Don’t wait for pre-nups to protect your client’s property deposit!
Recently announced plans to shake up Britain’s divorce industry include new rules on how money and property should be shared after marital breakdown along with the news that pre-nuptial agreements could be enshrined in law.
‘When pre-nuptial agreements hit the headlines it’s often because of the break-up of a celebrity marriage,’ observed Eddie Goldsmith, Senior Partner at property solicitors Goldsmith Williams. ‘However the protection of such agreements can be very relevant to many people, not just celebrities. Under these new proposals engaged couples would be able to draw up a pre-nuptial agreement which would be legally binding, detailing precisely how any property, money and any other assets owned by the couple would be shared out in the event of the marriage coming to an end.

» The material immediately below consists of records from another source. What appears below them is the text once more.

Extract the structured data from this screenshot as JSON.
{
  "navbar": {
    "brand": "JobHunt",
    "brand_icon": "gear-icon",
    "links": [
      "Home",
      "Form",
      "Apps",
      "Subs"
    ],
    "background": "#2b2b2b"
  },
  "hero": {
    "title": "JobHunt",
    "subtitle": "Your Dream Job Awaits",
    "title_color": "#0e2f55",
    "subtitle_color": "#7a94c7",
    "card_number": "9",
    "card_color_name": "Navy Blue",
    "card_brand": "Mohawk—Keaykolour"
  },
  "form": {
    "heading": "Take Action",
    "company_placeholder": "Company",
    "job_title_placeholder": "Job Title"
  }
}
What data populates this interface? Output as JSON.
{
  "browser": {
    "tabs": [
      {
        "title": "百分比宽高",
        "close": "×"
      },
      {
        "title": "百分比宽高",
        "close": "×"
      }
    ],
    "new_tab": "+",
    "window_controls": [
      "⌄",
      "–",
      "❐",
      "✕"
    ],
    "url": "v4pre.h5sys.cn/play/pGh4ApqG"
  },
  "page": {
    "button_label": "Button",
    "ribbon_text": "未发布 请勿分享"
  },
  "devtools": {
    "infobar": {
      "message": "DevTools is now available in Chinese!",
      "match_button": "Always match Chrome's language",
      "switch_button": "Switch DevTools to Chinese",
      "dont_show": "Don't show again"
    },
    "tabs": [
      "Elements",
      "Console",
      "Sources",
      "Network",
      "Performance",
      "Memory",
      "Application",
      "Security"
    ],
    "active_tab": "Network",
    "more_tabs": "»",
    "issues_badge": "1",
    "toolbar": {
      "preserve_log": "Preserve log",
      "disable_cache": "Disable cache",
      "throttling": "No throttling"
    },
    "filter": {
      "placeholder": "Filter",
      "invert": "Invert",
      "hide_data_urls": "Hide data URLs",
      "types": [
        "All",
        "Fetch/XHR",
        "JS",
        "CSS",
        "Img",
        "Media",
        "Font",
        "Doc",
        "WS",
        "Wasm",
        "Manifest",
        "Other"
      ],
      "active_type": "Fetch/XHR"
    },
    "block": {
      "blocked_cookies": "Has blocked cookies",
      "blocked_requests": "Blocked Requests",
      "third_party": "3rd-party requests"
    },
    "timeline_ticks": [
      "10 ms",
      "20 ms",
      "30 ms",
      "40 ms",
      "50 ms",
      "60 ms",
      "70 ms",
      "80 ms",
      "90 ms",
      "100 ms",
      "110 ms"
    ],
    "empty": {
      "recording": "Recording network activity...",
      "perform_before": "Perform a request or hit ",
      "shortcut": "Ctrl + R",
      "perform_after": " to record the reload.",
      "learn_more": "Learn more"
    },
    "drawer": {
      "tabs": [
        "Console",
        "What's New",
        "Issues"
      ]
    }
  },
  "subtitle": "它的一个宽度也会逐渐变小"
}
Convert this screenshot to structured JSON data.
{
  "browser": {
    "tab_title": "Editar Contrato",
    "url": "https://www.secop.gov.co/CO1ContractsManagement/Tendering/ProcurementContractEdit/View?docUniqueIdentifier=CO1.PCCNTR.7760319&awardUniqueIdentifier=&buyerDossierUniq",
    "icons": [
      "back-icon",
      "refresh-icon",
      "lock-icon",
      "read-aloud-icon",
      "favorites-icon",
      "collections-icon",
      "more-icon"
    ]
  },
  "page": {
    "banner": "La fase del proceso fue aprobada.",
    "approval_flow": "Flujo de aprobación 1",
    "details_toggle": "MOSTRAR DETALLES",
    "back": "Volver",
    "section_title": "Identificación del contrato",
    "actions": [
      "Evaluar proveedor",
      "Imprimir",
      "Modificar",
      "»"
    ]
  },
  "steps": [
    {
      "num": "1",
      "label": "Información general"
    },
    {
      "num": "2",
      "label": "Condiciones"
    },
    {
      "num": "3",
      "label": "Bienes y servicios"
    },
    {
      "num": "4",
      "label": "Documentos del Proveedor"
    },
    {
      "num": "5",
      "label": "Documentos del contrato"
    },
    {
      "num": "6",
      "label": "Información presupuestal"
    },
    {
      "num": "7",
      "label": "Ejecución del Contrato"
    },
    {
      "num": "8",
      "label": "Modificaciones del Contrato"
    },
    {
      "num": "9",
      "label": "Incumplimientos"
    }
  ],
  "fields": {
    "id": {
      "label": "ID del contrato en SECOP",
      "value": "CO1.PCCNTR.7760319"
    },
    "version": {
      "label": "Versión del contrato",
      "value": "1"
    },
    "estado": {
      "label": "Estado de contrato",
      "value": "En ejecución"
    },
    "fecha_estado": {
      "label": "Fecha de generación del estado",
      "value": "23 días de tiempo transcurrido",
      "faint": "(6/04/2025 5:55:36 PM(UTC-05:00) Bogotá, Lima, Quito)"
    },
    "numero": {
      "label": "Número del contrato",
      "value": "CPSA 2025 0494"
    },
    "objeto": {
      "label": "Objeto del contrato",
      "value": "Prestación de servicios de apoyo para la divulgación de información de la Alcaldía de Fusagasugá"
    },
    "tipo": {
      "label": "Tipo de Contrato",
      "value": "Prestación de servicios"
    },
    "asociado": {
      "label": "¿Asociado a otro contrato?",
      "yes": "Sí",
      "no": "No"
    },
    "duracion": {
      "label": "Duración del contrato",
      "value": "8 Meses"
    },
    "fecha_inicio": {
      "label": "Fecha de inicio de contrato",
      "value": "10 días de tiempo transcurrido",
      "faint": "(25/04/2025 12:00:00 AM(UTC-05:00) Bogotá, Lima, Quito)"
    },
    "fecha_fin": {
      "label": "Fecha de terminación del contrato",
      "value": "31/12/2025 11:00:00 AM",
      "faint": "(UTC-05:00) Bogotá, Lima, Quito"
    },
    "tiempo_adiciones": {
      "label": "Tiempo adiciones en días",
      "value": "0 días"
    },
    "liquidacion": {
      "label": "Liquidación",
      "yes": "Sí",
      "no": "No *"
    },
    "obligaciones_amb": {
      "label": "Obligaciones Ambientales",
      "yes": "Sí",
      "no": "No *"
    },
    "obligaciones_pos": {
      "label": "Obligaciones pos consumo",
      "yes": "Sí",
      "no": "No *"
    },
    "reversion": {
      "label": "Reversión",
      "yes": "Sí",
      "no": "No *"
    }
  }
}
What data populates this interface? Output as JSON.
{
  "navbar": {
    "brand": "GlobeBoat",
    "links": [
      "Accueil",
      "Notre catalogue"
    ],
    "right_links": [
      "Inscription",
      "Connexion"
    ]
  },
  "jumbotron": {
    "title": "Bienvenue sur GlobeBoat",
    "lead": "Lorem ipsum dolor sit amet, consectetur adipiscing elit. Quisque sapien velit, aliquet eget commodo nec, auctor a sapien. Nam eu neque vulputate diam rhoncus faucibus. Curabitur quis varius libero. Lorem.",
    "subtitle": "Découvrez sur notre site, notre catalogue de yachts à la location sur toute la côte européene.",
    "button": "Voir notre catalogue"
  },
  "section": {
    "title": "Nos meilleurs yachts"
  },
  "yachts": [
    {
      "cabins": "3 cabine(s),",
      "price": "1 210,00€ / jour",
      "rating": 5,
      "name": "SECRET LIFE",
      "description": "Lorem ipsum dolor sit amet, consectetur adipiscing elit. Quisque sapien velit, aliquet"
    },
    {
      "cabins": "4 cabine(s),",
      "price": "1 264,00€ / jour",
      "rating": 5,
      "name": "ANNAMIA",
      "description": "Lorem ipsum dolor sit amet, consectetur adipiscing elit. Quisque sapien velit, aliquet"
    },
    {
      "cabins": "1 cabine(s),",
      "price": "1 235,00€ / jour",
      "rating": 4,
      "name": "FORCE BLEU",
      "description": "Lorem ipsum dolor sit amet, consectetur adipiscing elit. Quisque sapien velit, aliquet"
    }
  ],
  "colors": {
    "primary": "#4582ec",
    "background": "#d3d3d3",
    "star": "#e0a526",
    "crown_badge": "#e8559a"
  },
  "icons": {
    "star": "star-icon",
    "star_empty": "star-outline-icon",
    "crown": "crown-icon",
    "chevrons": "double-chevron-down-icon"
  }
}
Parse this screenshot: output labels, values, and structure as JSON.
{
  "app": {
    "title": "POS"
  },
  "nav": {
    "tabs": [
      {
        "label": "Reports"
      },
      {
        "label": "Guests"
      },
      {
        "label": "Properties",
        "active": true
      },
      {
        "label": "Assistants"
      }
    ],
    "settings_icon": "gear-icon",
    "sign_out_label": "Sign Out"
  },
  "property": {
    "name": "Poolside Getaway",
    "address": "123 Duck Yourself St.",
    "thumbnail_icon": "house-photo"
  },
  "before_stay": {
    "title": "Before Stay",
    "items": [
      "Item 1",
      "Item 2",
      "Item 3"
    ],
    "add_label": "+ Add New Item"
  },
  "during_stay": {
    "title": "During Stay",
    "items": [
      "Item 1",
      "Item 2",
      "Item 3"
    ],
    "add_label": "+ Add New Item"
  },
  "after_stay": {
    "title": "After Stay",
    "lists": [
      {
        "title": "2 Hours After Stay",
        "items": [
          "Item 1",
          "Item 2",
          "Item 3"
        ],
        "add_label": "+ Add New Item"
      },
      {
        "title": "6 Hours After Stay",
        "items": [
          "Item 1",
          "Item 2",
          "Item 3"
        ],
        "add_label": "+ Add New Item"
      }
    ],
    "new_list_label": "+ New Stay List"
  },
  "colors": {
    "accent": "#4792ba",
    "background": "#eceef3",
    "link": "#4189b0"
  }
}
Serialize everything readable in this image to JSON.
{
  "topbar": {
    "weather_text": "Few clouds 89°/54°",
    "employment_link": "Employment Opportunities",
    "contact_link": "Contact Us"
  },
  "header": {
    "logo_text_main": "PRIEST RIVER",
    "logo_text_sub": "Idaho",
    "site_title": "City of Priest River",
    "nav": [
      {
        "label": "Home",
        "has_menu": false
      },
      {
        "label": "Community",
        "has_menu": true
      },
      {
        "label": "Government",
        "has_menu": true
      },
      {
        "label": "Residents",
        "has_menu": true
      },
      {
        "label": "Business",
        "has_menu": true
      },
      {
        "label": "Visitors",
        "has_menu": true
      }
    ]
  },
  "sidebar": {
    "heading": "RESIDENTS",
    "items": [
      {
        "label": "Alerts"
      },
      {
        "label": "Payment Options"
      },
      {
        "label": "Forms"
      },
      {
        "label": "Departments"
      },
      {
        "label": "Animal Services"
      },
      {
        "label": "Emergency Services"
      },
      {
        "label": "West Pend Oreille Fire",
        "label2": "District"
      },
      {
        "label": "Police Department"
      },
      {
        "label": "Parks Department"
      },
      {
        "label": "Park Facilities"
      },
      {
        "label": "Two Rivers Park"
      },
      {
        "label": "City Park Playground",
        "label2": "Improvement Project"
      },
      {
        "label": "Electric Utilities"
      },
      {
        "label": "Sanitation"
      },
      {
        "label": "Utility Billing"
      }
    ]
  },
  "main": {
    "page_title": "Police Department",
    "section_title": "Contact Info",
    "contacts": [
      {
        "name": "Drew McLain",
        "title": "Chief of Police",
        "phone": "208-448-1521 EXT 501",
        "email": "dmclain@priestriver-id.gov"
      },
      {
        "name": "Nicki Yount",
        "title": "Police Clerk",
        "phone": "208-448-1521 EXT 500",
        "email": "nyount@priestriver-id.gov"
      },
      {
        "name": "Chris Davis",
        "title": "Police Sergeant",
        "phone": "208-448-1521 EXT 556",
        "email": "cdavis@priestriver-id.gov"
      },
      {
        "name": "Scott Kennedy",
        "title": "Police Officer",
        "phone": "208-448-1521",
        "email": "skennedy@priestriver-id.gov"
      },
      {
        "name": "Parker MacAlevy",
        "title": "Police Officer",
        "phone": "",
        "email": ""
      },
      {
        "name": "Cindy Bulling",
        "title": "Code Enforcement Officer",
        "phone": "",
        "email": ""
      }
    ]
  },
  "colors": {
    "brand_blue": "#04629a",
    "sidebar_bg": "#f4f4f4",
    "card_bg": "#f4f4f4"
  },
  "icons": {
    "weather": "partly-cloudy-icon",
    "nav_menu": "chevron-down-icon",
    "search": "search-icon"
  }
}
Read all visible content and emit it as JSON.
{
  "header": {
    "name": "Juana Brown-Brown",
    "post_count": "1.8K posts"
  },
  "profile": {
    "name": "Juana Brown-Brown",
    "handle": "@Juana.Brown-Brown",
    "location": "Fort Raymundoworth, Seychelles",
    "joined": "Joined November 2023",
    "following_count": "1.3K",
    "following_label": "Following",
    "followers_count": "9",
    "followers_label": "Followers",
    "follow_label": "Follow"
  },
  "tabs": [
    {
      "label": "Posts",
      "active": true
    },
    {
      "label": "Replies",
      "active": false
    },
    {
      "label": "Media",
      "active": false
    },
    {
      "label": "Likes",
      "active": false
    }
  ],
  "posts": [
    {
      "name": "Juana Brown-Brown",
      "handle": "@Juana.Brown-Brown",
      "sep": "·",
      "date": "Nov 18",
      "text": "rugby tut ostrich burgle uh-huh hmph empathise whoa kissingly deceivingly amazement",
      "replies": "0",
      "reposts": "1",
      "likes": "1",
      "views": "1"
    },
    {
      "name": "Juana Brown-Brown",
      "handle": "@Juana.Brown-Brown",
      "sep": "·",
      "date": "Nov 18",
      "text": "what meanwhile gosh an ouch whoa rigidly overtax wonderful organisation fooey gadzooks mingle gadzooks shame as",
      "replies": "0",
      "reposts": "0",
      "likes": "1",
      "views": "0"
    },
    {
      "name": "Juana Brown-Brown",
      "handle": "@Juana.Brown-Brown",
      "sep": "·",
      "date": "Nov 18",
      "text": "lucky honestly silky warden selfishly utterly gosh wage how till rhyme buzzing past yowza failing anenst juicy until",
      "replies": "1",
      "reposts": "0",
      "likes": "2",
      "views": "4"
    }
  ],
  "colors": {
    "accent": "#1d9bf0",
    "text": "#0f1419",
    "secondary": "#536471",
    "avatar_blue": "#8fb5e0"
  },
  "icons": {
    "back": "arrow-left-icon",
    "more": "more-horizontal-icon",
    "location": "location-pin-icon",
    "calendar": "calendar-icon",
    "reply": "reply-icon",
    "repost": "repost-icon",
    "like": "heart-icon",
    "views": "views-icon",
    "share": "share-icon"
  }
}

These “pre-nups” as they are often referred to will also enable couples to ring-fence any property or other assets that they have brought to the marriage and these would not be shared between them in the event of them divorcing.
Whilst the Law Commissions proposals will be published this month, enshrining these in law would need new legislation and that may or may not happen before the 2015 general election. However there are measures that couples can take under current law to protect their interests in circumstances where they are making unequal financial contributions to their property purchase.
In my own firm we always look at the basis for property ownership alongside the conveyancing transaction. There are two bases for ownership – Joint Tenants or Tenants in Common. This latter is particularly suitable when one of the property owners has paid a greater share of the deposit than the other as each co-owner owns a specific share of the property.
Brokers can help couples in such situations by recommending a conveyancing firm that takes a comprehensive approach to the client’s legal needs, thereby differentiating their service offer to this particular client group and in so doing enhance their own reputation.’
Content correct at time of publication